Imagine you are playing basketball with your buddies at the park and after going up for a rebound you land on somebody’s foot and severely twist your ankle.

You know its bad because you can’t put pressure on it, but you aren’t a doctor so you need to get X-Rays to see how serious the injury is ASAP.

Unfortunately, upon arriving at the emergency department you find a waiting room full of at least 50 people ahead of you who are taking up all of the available chairs, not to mention sneezing & coughing all over each other.

Sounds like an all around miserable experience, right ?

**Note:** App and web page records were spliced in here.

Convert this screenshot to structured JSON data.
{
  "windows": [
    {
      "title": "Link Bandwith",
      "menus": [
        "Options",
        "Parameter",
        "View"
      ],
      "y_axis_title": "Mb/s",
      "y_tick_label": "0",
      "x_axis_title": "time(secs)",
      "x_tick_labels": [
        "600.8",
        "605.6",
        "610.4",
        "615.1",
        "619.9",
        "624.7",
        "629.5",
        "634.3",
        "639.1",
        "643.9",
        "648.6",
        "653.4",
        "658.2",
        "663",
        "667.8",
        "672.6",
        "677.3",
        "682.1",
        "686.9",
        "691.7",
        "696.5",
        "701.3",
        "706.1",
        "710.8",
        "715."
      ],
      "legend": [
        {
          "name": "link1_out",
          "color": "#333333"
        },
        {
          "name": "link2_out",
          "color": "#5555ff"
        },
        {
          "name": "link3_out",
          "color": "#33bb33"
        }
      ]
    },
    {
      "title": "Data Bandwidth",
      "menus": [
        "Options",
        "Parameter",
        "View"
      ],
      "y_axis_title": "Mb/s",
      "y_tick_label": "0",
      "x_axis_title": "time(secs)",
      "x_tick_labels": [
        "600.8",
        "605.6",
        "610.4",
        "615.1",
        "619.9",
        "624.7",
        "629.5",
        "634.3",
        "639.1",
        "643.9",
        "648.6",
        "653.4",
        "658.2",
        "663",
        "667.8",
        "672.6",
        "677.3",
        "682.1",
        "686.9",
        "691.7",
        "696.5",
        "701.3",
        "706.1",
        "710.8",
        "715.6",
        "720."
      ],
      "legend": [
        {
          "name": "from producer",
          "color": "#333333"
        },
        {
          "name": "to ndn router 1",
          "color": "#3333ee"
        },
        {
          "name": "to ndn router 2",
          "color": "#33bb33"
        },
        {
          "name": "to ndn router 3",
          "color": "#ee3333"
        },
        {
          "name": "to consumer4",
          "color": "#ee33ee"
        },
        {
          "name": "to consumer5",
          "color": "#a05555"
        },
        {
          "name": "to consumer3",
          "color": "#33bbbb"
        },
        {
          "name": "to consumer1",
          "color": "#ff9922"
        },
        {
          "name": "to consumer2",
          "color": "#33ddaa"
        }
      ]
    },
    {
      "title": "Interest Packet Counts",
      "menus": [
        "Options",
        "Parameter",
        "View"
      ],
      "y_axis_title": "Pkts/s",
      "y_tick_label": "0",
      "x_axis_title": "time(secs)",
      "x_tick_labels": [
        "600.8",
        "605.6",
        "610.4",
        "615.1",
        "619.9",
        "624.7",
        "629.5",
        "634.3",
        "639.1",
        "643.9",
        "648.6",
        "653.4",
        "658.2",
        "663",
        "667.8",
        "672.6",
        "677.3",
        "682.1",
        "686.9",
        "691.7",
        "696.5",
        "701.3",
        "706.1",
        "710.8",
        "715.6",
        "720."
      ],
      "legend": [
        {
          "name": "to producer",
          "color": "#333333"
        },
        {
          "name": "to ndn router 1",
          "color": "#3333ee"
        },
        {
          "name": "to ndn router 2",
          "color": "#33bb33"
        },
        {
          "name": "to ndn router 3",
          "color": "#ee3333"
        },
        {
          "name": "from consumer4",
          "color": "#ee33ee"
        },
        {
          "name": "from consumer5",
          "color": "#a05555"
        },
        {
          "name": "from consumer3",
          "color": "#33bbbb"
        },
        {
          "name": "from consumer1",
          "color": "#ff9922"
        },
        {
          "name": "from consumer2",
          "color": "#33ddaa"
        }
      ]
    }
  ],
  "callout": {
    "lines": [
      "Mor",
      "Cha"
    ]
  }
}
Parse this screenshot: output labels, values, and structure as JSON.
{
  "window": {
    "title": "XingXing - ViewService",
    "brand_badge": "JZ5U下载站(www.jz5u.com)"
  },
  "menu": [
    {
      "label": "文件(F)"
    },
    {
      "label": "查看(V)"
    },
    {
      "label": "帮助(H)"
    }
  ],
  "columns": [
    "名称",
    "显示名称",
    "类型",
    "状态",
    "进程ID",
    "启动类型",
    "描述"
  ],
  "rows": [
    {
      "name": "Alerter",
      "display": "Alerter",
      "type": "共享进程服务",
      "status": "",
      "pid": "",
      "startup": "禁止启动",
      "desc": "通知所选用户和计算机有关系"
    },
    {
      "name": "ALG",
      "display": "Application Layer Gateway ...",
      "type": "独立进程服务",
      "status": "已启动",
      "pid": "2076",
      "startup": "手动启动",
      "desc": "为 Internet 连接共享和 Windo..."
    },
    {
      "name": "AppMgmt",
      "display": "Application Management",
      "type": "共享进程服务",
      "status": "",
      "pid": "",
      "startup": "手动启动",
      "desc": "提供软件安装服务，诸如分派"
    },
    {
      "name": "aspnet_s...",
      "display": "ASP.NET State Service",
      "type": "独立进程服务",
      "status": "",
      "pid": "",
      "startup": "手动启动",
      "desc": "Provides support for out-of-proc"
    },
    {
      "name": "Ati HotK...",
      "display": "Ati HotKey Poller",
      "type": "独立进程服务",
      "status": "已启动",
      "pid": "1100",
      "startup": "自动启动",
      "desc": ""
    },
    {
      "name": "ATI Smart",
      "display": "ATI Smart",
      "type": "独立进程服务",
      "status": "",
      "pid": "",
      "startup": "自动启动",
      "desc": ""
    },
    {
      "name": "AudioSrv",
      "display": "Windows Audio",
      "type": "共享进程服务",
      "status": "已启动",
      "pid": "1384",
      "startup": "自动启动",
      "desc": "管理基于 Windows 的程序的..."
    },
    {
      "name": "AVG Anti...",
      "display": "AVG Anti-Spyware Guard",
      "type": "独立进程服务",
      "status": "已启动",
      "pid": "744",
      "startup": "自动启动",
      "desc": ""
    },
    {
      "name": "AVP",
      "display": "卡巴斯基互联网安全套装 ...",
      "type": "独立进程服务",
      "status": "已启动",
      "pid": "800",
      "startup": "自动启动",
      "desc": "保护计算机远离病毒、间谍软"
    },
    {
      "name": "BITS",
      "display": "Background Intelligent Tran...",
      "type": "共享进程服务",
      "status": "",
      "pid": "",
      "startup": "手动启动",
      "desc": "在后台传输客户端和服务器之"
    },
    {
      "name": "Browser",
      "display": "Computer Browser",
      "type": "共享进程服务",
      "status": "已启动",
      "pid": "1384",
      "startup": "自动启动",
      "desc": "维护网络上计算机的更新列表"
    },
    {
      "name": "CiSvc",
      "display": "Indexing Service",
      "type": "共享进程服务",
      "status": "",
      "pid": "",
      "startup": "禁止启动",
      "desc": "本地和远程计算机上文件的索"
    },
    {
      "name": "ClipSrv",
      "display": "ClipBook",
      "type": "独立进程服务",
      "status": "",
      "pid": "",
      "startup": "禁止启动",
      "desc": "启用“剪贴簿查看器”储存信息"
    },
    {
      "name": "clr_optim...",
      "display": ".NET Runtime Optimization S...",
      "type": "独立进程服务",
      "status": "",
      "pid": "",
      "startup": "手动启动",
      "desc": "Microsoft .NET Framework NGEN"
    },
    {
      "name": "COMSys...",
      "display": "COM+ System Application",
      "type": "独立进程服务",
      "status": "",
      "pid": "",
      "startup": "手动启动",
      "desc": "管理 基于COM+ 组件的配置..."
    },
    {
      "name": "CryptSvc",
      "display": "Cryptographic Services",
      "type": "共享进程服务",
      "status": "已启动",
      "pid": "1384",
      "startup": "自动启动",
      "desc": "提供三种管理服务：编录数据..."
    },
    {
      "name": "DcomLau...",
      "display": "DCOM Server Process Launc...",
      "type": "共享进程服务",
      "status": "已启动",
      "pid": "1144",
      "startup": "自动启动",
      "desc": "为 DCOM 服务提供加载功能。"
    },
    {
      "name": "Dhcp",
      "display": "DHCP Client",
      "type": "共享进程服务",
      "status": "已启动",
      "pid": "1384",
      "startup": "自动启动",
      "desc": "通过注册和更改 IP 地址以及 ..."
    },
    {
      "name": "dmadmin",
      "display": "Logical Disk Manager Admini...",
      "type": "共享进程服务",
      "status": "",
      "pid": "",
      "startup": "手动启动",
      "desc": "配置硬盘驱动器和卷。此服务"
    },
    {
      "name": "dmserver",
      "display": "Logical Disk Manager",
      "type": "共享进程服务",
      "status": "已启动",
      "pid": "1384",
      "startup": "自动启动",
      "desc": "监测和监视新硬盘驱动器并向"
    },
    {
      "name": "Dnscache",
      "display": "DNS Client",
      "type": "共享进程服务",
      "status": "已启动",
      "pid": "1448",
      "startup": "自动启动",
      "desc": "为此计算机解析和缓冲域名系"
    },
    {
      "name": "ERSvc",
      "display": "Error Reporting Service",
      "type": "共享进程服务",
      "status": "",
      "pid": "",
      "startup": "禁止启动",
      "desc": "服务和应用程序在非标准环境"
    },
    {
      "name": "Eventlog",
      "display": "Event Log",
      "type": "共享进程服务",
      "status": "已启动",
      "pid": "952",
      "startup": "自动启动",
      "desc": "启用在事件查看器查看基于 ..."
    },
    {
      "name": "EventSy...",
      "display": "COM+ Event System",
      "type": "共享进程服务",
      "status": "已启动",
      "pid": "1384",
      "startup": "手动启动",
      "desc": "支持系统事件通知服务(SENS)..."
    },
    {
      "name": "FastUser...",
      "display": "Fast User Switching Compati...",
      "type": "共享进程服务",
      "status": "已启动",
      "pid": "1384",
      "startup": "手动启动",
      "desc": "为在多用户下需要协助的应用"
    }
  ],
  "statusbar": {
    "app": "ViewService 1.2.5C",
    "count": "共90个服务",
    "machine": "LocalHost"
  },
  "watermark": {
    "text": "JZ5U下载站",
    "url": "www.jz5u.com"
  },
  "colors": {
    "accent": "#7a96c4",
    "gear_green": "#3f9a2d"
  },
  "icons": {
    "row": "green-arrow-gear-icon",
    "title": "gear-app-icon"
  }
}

What if, though, you could have simply used your phone to check the wait time at the ED before arriving? Taking it a step further, what if once you saw you were going to be waiting in agonizing pain behind 50 people, you had the option to reserve a guaranteed slot at a specific time when those 50 people are gone?

Sounds almost too good to be true, right? Well, thanks to Atlanta-based startup ER Express this is now entirely possible.

“The core problem we solve is that patients’ # 1 complaint at the ER is the long wait,” ER Express Executive VP Sahil Patel told me. “Nationally, the wait averages four hours. This wait has a negative impact on patient satisfaction and creates congestion in the ER.  Patients vastly prefer to do their waiting at home, and then come in at an agreed-upon time. Our service not only puts the patient in control, but reduces the congestion in the wait area. This is prove to be a competitive advantage for hospitals. In our surveys, 47% of patients said the ER Express service influenced which hospital they chose.”

ER Express is currently operating in nine markets across the country, including my home market of the greater Chicagoland area where they are providing their service to patients at Adventist Hinsdale Hospital. The service is also available in cities across Georgia, North Carolina, Pennsylvania, Texas, and Alabama.

“There are situations that require patients with non-life-threatening illnesses to seek treatment at the Emergency Department, particularly when their regular doctor’s office is closed,” said Michael J. Goebel, chief executive officer of Adventist Hinsdale Hospital. “We realize that wait times in our ER may improve if we can streamline the process. ER Express helps us deliver a higher level of service to all patients.”

The newest feature offered by ER Express is a directory of Aftercare videos featuring a board certified emergency medicine physician that can be viewed and shared by patients as many times as they want for free. This is a particularly useful feature because its estimated as many as 78% of patients do not remember all of the instructions provided by the physician post-discharge.

As a result, often times patients will end up right back in the ED for the same condition, racking up unnecessary costs for both themselves and the provider which could have easily been avoided.

“Our strategy to expand to new markets centers on first making sure that our existing clients have a successful roll-out, and partnering with them to explain the service to their patient community,” Patel told me when I asked him about the company’s growth strategy. “If we do that part right, we can sell on the basis of documented ROI, and that tends to get hospital executives’ attention. Secondly, we are continually investing in product innovation. For example, last quarter we rolled out our private API, which lets hospitals build on our software with their own branding. Adventist Hinsdale has done a great job doing this with”